- _What you should do_
Apart from the images, reproduce every record word for word.

++++++++++++++++++++

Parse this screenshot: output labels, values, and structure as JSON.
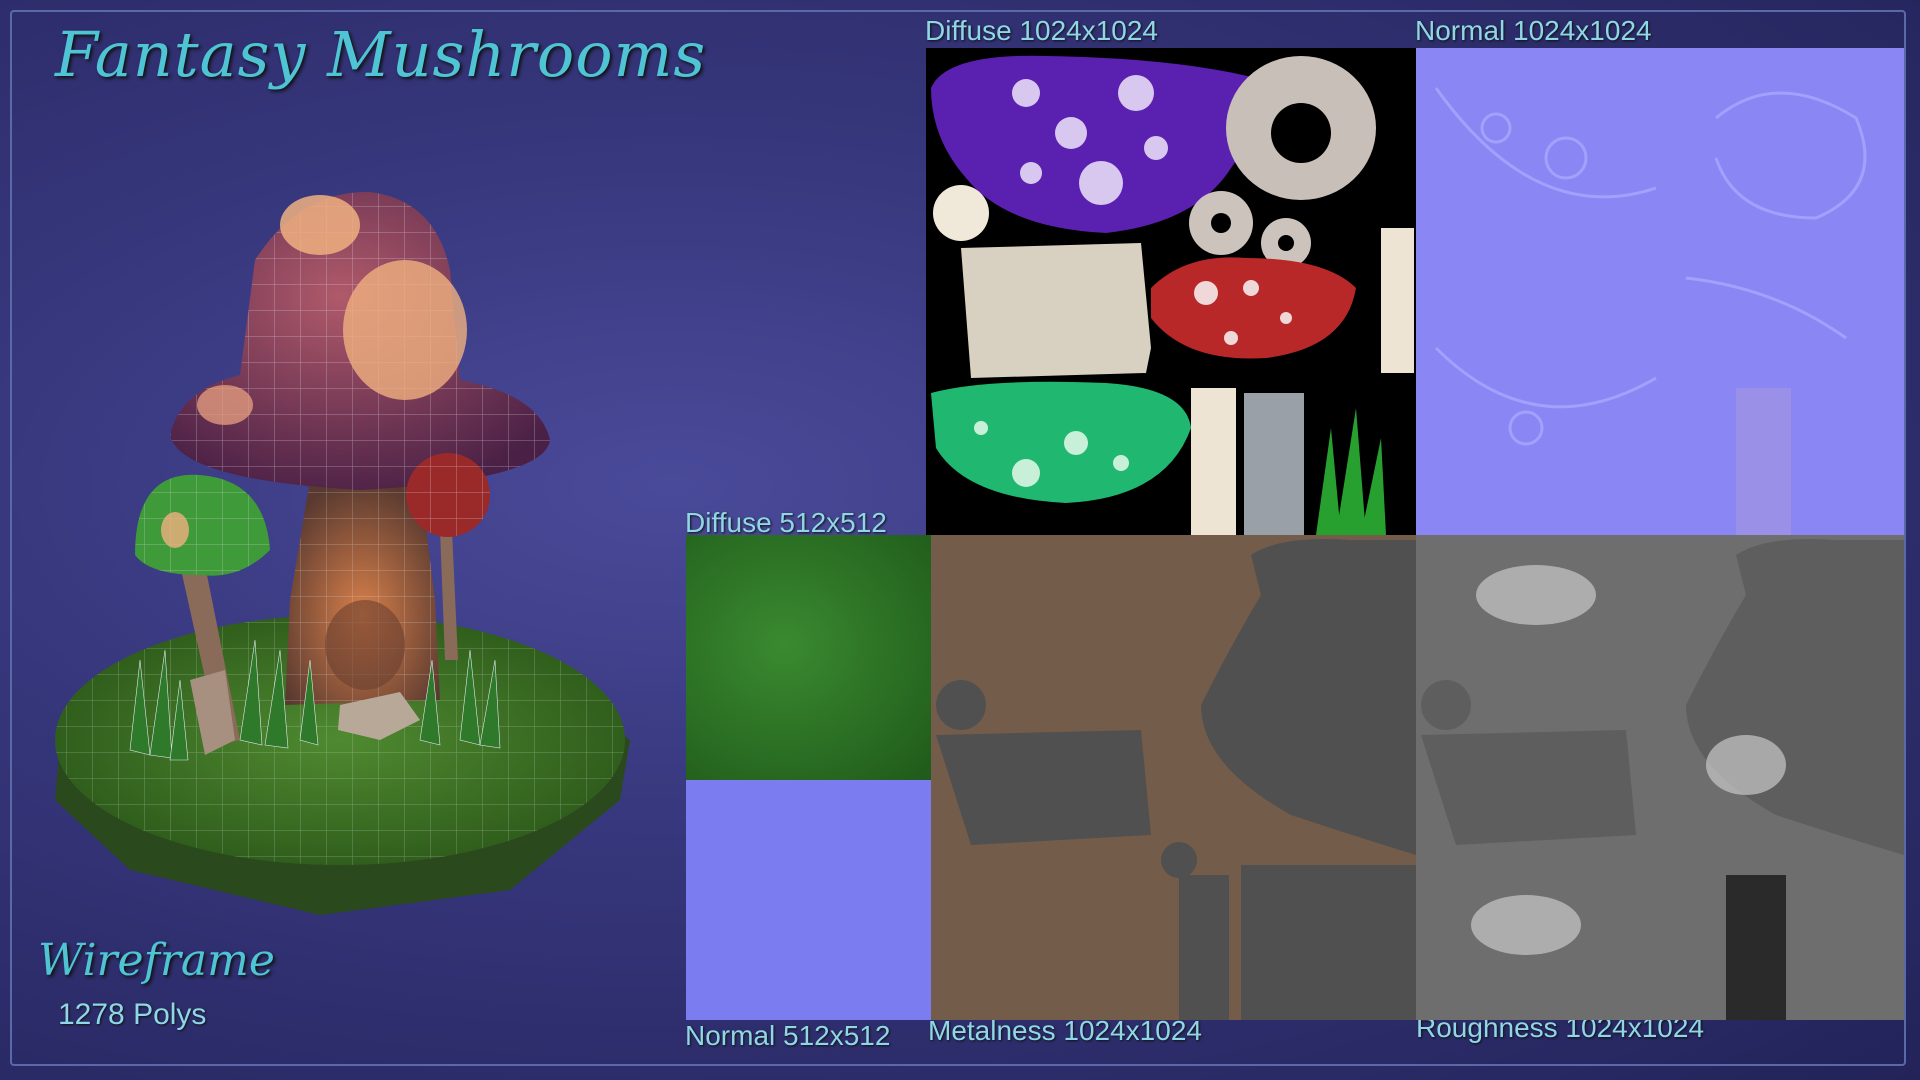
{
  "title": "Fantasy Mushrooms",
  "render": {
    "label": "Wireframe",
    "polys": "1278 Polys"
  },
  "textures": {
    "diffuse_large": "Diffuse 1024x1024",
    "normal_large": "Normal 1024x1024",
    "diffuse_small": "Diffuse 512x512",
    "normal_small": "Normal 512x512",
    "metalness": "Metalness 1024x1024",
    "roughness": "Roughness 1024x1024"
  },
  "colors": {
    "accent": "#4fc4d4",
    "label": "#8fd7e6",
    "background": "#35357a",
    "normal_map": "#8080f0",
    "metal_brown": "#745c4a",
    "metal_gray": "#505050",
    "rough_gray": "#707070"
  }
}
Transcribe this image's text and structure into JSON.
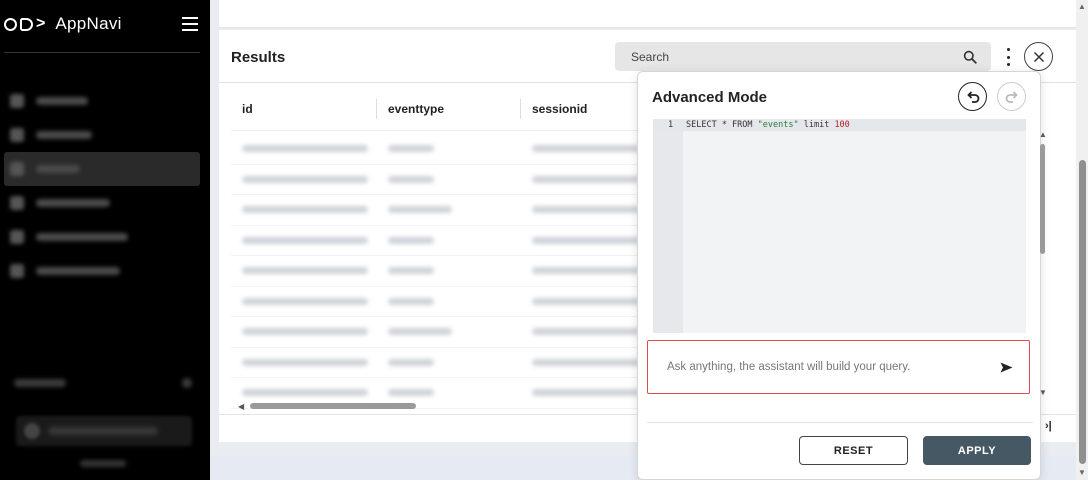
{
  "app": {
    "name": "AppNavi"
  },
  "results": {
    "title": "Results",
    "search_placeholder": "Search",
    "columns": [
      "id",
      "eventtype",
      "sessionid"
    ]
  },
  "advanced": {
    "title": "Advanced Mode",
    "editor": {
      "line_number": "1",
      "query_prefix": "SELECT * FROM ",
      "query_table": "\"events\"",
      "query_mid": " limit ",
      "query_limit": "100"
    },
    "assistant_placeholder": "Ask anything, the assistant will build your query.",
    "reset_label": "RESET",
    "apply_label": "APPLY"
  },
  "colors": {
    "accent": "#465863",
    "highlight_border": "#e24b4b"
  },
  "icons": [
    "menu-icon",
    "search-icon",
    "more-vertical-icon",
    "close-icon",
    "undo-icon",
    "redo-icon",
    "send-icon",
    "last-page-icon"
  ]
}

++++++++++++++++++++

- _Solution to this exercise_
Parse this screenshot: output labels, values, and structure as JSON.
{
  "title": "Fantasy Mushrooms",
  "render": {
    "label": "Wireframe",
    "polys": "1278 Polys"
  },
  "textures": {
    "diffuse_large": "Diffuse 1024x1024",
    "normal_large": "Normal 1024x1024",
    "diffuse_small": "Diffuse 512x512",
    "normal_small": "Normal 512x512",
    "metalness": "Metalness 1024x1024",
    "roughness": "Roughness 1024x1024"
  },
  "colors": {
    "accent": "#4fc4d4",
    "label": "#8fd7e6",
    "background": "#35357a",
    "normal_map": "#8080f0",
    "metal_brown": "#745c4a",
    "metal_gray": "#505050",
    "rough_gray": "#707070"
  }
}
Transcribe this image's text and structure into JSON.
{
  "app": {
    "name": "AppNavi"
  },
  "results": {
    "title": "Results",
    "search_placeholder": "Search",
    "columns": [
      "id",
      "eventtype",
      "sessionid"
    ]
  },
  "advanced": {
    "title": "Advanced Mode",
    "editor": {
      "line_number": "1",
      "query_prefix": "SELECT * FROM ",
      "query_table": "\"events\"",
      "query_mid": " limit ",
      "query_limit": "100"
    },
    "assistant_placeholder": "Ask anything, the assistant will build your query.",
    "reset_label": "RESET",
    "apply_label": "APPLY"
  },
  "colors": {
    "accent": "#465863",
    "highlight_border": "#e24b4b"
  },
  "icons": [
    "menu-icon",
    "search-icon",
    "more-vertical-icon",
    "close-icon",
    "undo-icon",
    "redo-icon",
    "send-icon",
    "last-page-icon"
  ]
}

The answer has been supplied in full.